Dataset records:

# # # # # # #

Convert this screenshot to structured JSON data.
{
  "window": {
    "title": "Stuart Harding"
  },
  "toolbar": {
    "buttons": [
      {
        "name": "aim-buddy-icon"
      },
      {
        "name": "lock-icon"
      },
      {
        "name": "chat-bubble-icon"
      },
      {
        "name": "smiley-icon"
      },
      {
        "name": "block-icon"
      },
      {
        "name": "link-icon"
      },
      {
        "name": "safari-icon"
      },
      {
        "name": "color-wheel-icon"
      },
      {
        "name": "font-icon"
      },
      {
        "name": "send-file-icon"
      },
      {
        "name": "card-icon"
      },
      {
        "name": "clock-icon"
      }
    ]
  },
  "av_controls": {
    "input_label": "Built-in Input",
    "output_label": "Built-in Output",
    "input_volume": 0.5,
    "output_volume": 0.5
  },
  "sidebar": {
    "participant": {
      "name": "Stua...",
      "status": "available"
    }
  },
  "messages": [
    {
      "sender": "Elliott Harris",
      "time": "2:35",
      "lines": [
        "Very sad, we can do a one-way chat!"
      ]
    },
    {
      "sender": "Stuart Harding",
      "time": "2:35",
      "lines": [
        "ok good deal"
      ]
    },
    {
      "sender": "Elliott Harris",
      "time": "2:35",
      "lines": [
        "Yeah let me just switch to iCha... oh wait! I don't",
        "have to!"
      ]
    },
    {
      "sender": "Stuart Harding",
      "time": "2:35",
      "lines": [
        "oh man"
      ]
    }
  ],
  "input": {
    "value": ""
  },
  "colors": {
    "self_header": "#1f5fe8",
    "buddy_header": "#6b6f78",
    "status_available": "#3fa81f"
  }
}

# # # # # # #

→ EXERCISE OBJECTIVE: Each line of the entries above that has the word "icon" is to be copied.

→ WRITTEN ANSWER:
        "name": "aim-buddy-icon"
        "name": "lock-icon"
        "name": "chat-bubble-icon"
        "name": "smiley-icon"
        "name": "block-icon"
        "name": "link-icon"
        "name": "safari-icon"
        "name": "color-wheel-icon"
        "name": "font-icon"
        "name": "send-file-icon"
        "name": "card-icon"
        "name": "clock-icon"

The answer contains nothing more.